The original version of this story is credited to Homer. Heaney based his play on Sophocles' Philoctetes, and modernized the language, sometimes to good effect. Juxtaposing dialogue and verse, The Cure at Troy has moments of poetic elegance although it also has as many or more rough spots. If the test of a new adaptation is whether it improves accessibility for contemporary audiences, or sheds modern light on an ancient subject, it is not clear this one is an enhancement. Although the publicity for the show makes much of a supposed connection between this story and the situation in Heaney's native Northern Ireland, the nexus is sufficiently subtle that it would evade anyone who hadn't been advised it was there. (To be fair, Heaney says he was not trying to exploit the parallels.)
The play is structured with a female Greek chorus. The chorus opens and closes the play -- on the wrong foot in my view -- with Heaney's poetry. He seems as interested in the notion of poetry's capacity for healing as he is in the story he is attempting to relate. The poetry also becomes a crutch that doesn't serve Heaney particularly well because he frequently falls back on his considerable skills in lyrical description instead of developing his characters and situations dramatically. He also tends to announce emotions when they need to be demonstrated. Perhaps he needs to take a lesson from his fellow Irish poet, W. B. Yeats, who says -- as quoted by Estelle Gilson -- "nobody comes (to the theater)...for anything but emotion".
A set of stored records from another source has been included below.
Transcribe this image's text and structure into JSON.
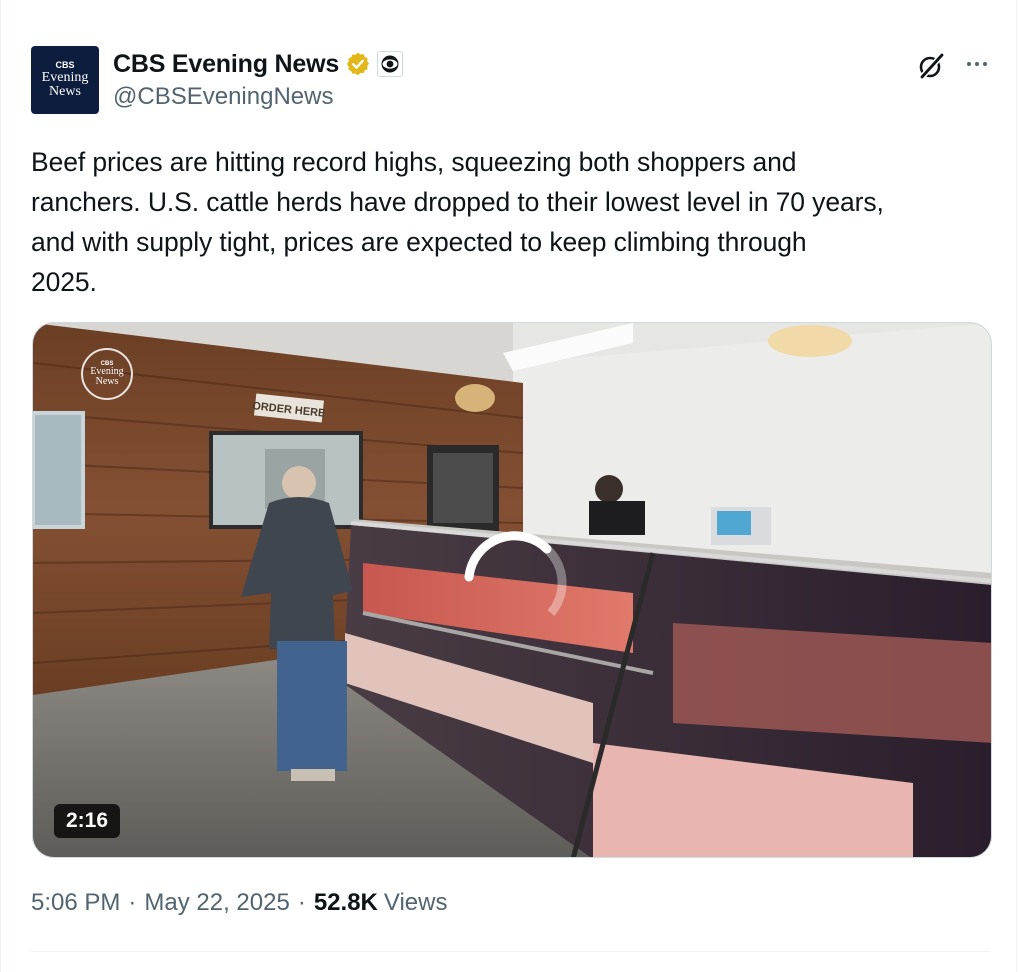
{
  "account": {
    "name": "CBS Evening News",
    "handle": "@CBSEveningNews",
    "avatar_eye": "CBS",
    "avatar_word1": "Evening",
    "avatar_word2": "News",
    "verified_color": "#e2b719",
    "verified_icon": "verified-badge-icon",
    "affiliate_icon": "cbs-eye-icon"
  },
  "actions": {
    "grok_icon": "grok-icon",
    "more_icon": "more-dots-icon"
  },
  "tweet": {
    "text": "Beef prices are hitting record highs, squeezing both shoppers and\nranchers. U.S. cattle herds have dropped to their lowest level in 70 years,\nand with supply tight, prices are expected to keep climbing through\n2025."
  },
  "media": {
    "type": "video",
    "duration": "2:16",
    "watermark_eye": "CBS",
    "watermark_word1": "Evening",
    "watermark_word2": "News",
    "sign_text": "ORDER HERE"
  },
  "meta": {
    "time": "5:06 PM",
    "separator": "·",
    "date": "May 22, 2025",
    "views_count": "52.8K",
    "views_label": "Views"
  }
}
The story: Philoctetes (Craig Smith) was a Greek soldier, famed for having inherited the bow and arrows of Hercules. After being bitten by a snake while enroute to war with the Trojans he developed a smelly abscess that would not heal. His fellow warriors abandoned him on a deserted island, Lemnos. Ten years later, an oracle predicted that the still-persisting war could only be won if the Greeks could regain the Herculean bow and arrow, still in Philoctetes' possession. Odysseus (Charles Parnell) and Neoptolemus (Tim Deak) return to the island to persuade the rejected Philoctetes to help their cause by supplying his magic bow. The conflict between Odysseus' approach, (gaining the bow and arrows by force and deceit in the name of duty to country), and young Neoptolemus' sense of morality in the name of personal honor, sets the stage for retelling of this parable.
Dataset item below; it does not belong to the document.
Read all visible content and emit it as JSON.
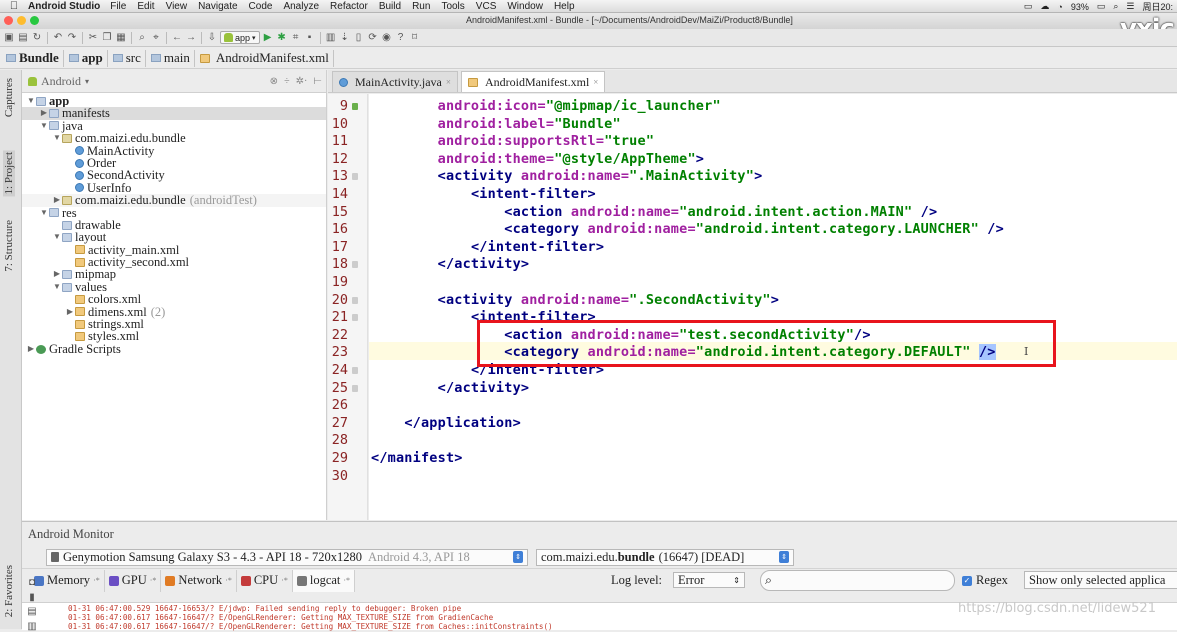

Despite the updated language, director Robert Hupp has chosen to present The Cure in a hyper-classical style. The demeanor of the actors is exceedingly dramatic. Craig Smith spends much of the play wailing and screaming in pain and anguish. Parnell and Deak also rarely descend from their overly-dramatic plateau. The effect is to distance the action rather than create any sort of meaningful reality. Heaney's script might fare better in a less stylized staging.
The chorus of sailors under Neoptolemus' command in the Sophoclean original now consists of three women. They influence Neoptolemus throughout the play as consciences, as fates, as witches and even as what passes for public opinion. Led by Elise Stone, they are one of the most interesting and effective parts of this production, in spite of my reservations about how Heaney has used them, as noted above.
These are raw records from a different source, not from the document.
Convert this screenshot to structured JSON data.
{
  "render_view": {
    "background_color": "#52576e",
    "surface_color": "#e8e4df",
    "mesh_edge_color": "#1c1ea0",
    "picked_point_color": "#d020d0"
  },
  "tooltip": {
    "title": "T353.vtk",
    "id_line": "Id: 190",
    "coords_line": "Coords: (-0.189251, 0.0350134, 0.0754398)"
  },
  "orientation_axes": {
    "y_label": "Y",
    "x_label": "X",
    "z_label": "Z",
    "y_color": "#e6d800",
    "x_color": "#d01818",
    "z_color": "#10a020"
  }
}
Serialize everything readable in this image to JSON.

Robert Klingelhoefer's scenic design, mostly a suggestion of the rocky landscape of the island of Lemnos, is unusual but effective. The volcano effects (sound by Jim Lartin-Drake and lights by Brian Aldous) at the end of the production are also effective and nicely realized.